The National Catholic Review

     This Gospel story takes place after Jesus has entered Jerusalem (=Palm Sunday) and before his Last Supper.  Here, Sadducees present a problem to Jesus; it is constructed so as to make belief in a resurrection from the dead foolish and impossible.  [Sadducees believed that only the first five books of the OT were ‘scripture,’ i.e. revelation; the other writings of the OT are very good, but do not contain revelation.  Now,they contend that if one reads just the first five books of the OT, he will not find any revelation there to indicate that there will be a life after life ends on earth.  The Sadducees had their own methods of interpreting the first five books, and in this manner showed that God does not say anything in these books about resurrection from the dead.]

     The story they tell Jesus concerns a law of the OT:  it was written that if a husband died before having a child, a near relative (a ‘brother-in-law’ or lever, and so the law is called the levirate law) is bound to ‘marry’ the widow so as to have a child, now by this ‘second’ husband.  Note the meaning of marriage here: a union in order to have a child; that is the only meaning used in this imagined story and in Jesus' answer to the Sadducees.  And note that what makes this law possible is death, the death of the first husband; the levirate law would not exist if the husband had not died before conception of a child.  The Sadducees have no quarrel with this law; they do not argue about its value.  Theoretically, they have no problem with the woman marrying seven times in order to have a child.  What they want to underline is the absurdity when this situation of seven marriages moves into the afterlife.  There, whose wife will she be? In this earthly life, she is married to only one person at any one time; but in the afterlife, if they are all alive together?
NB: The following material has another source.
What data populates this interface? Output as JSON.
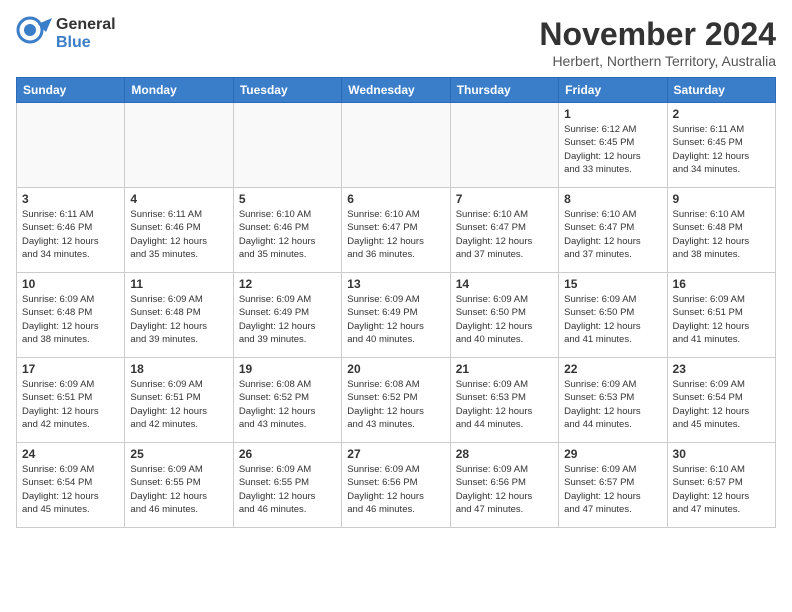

How can one choose?  The case the Sadducees present to Jesus makes mockery of the idea, not of the levirate law, but of an afterlife.  Indeed, the law is predicated on the belief that the seven husbands will not be alive together.  So, there must be no resurrection of the dead; the situation they envision will never happen.

     Jesus’ offers two answers.  First, there is no marrying or giving in marriage in the next life.  By this he means that there will be no need for procreating children to replace deceased parents; the parents live forever and will no longer know death.  And being children of God in this life, they will be like angels in the next, for they will have passed the Final Judgment to live with God forever.  Second, Jesus takes them back to revelation in the first five books of the OT.  There, God is described as the God of Abraham, Isaac and Jacob.  By citing this phrase, Jesus means to emphasize the word ‘is’: God is the God of Abraham; it is not said that God was God of Abraham till Abraham died.  No, God and Abraham continue their relationship; Scripture says precisely this, when it says that God IS the God of Abraham, Isaac and Jacob.  Since Jesus used words taken from the very books the Sadducees believe to have revelation, Jesus has shown how best to understand the revelation from these books and has shown that he knows better than the Sadducees how to reach the full revelation in them.

     What is ultimately at stake here is one’s concept of God.  The Sadducees could live with a God who would give life, then take it away, never to give it again.  Jesus can live only with a God who, once He has given life, will never take it away.  Even if there be death, death cannot stop God from creating a person who will live forever.   In this view, death is only a momentary interruption of life.  To God, all He makes will live forever.  The  reason for this belief that God creates only life?   His love.  Love only knows how to create life, not how to terminate life once created.  God does not love His creation only for a time; He loves His creation, once it is made, and this means creation will live forever.

     As the Sadducees said, “Teacher you have answered well.”  And they knew when to stop trying to trap him; they no longer dared ask him anything.

Comments

Marie Rehbein | 11/7/2010 - 10:08am
I guess we could take that to mean that after judgment some might find themselves experiencing eternal suffering, rather no longer existing.